= TASK TO COMPLETE =
When a line below contains the string "Plaza", show that line.

= PROVIDED DATA =

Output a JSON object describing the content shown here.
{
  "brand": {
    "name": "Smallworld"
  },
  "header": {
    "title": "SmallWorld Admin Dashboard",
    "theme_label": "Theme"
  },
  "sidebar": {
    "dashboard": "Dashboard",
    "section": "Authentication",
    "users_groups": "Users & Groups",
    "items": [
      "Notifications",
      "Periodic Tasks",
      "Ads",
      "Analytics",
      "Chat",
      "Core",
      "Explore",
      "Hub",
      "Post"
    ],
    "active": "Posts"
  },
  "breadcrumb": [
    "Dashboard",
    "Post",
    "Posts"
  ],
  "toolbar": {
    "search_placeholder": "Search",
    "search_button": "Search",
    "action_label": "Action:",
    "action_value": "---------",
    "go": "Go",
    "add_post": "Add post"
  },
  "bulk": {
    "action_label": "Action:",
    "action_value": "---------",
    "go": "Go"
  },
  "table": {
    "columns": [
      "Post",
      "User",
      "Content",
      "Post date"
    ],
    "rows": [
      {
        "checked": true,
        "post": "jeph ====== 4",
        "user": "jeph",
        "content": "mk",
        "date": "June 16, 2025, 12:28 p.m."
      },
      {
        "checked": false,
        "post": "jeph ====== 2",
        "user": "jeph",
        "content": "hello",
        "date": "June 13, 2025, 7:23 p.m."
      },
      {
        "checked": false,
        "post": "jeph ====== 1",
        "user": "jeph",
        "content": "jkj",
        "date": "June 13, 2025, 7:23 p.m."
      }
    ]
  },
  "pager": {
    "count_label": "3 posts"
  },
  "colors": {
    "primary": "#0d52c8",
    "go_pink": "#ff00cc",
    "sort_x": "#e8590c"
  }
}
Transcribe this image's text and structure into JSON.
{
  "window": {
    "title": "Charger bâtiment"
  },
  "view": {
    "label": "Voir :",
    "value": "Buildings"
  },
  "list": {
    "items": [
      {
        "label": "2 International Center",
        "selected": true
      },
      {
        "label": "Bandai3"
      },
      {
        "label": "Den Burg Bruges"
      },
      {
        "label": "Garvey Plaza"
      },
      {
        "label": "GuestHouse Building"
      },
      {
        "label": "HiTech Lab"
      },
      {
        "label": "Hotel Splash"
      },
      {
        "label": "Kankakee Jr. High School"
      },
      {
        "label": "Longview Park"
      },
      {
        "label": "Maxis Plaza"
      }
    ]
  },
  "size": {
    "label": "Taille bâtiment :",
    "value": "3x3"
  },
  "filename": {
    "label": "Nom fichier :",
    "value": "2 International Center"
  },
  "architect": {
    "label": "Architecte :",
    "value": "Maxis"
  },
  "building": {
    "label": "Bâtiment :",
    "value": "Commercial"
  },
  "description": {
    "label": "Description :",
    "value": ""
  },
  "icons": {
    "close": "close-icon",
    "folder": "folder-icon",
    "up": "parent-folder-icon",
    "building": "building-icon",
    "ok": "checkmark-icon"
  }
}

= REPLY TO THE EXERCISE =
        "label": "Garvey Plaza"
        "label": "Maxis Plaza"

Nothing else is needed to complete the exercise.